The young family began to learn sign language together, completely immersing themselves in the silent speech that would enable them to understand each other. Slowly, it dawned on Rachel that she could understand Leah, but there was a vast world of children out there who had no idea what was meant by her daughter’s gestures and some of those children were Leah’s cousins. So Rachel and her sister Emilie did what musical siblings do: They decided to make a music video to teach signs to all the children in Leah’s extended family. And while they were at it, they figured that they would teach some friends and neighbors. The goal was simple. The just wanted Leah to be able to say, “Hi friend, let’s play!” and to be understood.

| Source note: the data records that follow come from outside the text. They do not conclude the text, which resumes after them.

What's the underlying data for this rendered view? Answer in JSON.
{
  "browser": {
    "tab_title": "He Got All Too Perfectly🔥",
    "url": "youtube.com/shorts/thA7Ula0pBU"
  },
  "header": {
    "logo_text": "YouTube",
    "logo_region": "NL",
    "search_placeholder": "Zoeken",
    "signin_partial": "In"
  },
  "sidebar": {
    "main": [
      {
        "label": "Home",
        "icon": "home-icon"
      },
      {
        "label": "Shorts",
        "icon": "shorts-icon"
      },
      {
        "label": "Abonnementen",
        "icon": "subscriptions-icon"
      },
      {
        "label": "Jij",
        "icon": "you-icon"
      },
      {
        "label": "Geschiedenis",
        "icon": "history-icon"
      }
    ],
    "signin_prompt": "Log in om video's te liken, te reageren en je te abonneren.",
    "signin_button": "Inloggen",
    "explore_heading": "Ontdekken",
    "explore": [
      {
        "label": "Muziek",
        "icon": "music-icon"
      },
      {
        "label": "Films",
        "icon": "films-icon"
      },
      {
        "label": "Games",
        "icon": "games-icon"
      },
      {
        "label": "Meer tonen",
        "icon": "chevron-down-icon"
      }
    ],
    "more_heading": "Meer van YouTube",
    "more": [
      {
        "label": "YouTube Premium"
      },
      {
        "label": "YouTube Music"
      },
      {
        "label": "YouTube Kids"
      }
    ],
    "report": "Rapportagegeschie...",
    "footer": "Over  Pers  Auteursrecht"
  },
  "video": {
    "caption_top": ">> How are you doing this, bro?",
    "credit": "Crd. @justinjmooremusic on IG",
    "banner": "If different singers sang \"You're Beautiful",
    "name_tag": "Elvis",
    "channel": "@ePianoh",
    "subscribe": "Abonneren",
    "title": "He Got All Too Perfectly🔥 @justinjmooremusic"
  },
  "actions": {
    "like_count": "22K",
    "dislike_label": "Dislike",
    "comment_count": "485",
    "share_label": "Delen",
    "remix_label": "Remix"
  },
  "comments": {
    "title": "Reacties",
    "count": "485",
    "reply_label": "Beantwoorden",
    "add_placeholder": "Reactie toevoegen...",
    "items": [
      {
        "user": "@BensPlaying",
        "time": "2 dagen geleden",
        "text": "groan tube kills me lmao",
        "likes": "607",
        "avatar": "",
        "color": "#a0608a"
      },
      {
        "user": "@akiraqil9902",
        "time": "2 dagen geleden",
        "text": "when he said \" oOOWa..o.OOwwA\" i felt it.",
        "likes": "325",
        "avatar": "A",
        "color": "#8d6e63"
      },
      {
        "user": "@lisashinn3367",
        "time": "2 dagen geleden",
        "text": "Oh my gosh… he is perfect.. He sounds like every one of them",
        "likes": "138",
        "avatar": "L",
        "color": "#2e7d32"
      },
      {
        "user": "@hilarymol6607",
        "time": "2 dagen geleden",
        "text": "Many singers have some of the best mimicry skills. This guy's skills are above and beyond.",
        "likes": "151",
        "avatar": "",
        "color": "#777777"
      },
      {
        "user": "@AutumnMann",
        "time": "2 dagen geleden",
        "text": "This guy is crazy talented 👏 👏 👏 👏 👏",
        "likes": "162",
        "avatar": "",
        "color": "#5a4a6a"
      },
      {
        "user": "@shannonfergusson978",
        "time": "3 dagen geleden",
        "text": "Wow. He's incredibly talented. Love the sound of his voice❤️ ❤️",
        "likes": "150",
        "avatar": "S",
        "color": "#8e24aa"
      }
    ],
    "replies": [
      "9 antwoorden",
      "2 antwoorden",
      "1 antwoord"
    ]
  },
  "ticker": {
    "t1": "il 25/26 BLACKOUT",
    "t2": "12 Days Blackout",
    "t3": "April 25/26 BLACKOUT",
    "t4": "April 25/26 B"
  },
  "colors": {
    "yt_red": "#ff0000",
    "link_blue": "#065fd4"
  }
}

Around this time, Rachel discovered via ultrasound that the new baby she was carrying had spina bifida. Wanting to give their child every opportunity, Rachel and her husband Aaron opted to have prenatal intrauterine surgery to correct spina bifida. The surgery was successful, but because of the surgery, little Lucy was born eight weeks early. Premature birth resulted in cerebral palsy. There is a 1 in 1,000 chance a child will be born deaf. There is a 1 in 1,000 chance a child will have cerebral palsy. The Colemans have both a deaf child and a child with cerebral palsy. As Lucy grew, she had difficulty communicating. Doctors warned the Colemans that because of her cerebral palsy, Lucy would not be able to communicate with Leah.
Another woman would go home, throw the covers over her head, have a good cry and never come out. Rachel had her cry and then blessed countless other families with her gift. That guitar was dusted off and her pain was poured into songs. But these weren’t the songs of yesterday’s band. These were children’s songs well-produced, utterly captivating CDs and DVDs for children all over the world. They were songs that offered the gift of signed communication to every child. And, just after the release of the first Signing Time DVD, Lucy began to sign. Now, she signs and she speaks.
Rachel became increasingly aware that this language wasn’t just for deaf children but for all children. Autistic children, children with Down's Syndrome, children with delayed speech, and typically-developing children all benefited from sign language. A 2-year-old who could sign what she wanted was much less likely to throw a tantrum. Mothers were given the tools to silently remind children of manners from across the room. Families were given a tactile tool which would catapult children into better spoken language and more readily acquired reading skills. Leah’s “handicap” gave birth to a blessing of great worth.
Even if the skill of signing wasn’t one we wanted to acquire as a family, I would love the DVDs. The songs are happy, wholesome, catchy and a welcome reprieve after years of Raffi and Joe Scruggs. My children can sign and sing about healthy eating, good manners, friendship and feelings. And if I stick around for the songs that accompany the credits, I can have a good cry while Rachel reminds me that all children learn in their own time and there is nothing we truly need when we have a family of love. Rachel Coleman is certainly singing again; this time, she sings for Leah and Lucy and all the children who will learn to communicate in their own time.
For information about Signing Time and to see clips of the Coleman family, go to www.signingtime.com.
Elizabeth Foss is a freelance writer from northern Virginia. Real Learning: Education in the Heart of the Home by Elizabeth Foss can be purchased at www.4reallearning.com.
(This article courtesy of the Arlington Catholic Herald.)